Lightweighting with a Heavy Hitter
Pacific Northwest National Laboratory had a strong showing among the industrial partners that proposed projects under the Lightweight Materials National Laboratory Consortium’s Directed Funding Assistance program. In one approved project, Prediction of Aluminum/Steel Joint Failure, ACMD Division’s Computational Engineering group will work closely with General Motors Co. to develop a predictive performance model of dissimilar metallic spot welds for joining aluminum to steel. The project is the latest collaboration between the automotive leader and PNNL’s computational engineers, seeking innovations in materials or manufacturing processes to enable significant weight reduction. LightMAT is a network of 10 national laboratories with technical capabilities highly relevant to lightweight materials development and is sponsored by the Department of Energy, Office of Energy Efficiency and Renewable Energy’s Vehicle Technologies Office.
CE-DFAPNNL has pioneered work in joining dissimilar materials, such as this sample and model of aluminum and steel joined via friction stir scribe welding. The new LightMAT DFA-supported project between PNNL and GM Research & Development will focus on new predictive performance models of resistance spot welding to enhance ongoing lightweight materials and joining work. Enlarge Image. Currently, the most critical factors for predicting joint fracture modes in joints made of dissimilar aluminum and steel metals are unclear. This uncertainty translates to significant development time when seeking to expand this technology to additional alloys and sheet thickness combinations.

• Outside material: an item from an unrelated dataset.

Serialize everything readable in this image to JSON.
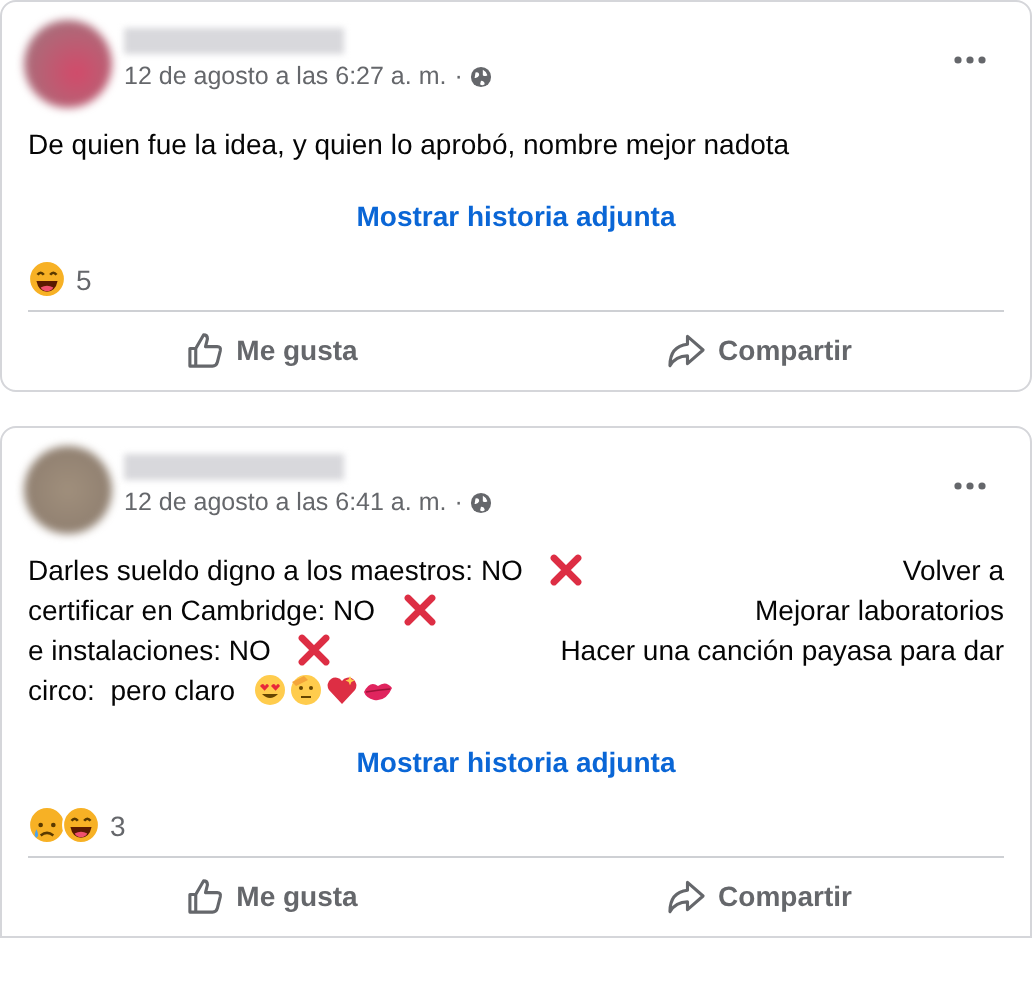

GM will engage PNNL for its capabilities in measuring localized material properties to develop predictive models of dissimilar metallic spot joints, as well as their behavior during fracture. The focus on failure mechanisms of advanced welding processes, such as interfacial (entire weld fails through the weld plane) or button pull-out (entire weld nugget pulls out of the sheet) fractures, will examine the functions of alloy, sheet thickness, faying interface (surface in contact at a joint) microstructure, and thermal-mechanical treatment of the weld nugget and heat-affected zone.
“Being able to model and predict the failure mode based on specific features of the final joint will allow GM to zero in on welding process parameters that produce the desired joint strength,” said Erin Barker, Computational Engineering Group Lead and the project’s Principal Investigator at PNNL. “Combining mechanical testing and characterization with predictive modeling capabilities expands our understanding of mechanics at work while simultaneously providing industry with actionable information for faster time to market and optimized components and manufacturing processes.”
The ability to model a given joint structure and accurately predict lifetime performance could lead to a 25-percent reduction in development time, affording cost savings, improved time to market, and a better product for consumers.
Prediction of Aluminum/Steel Joint Failure was accepted for LightMAT Directed Funding Assistance under Topic 2: Design for Dissimilar Material Joints.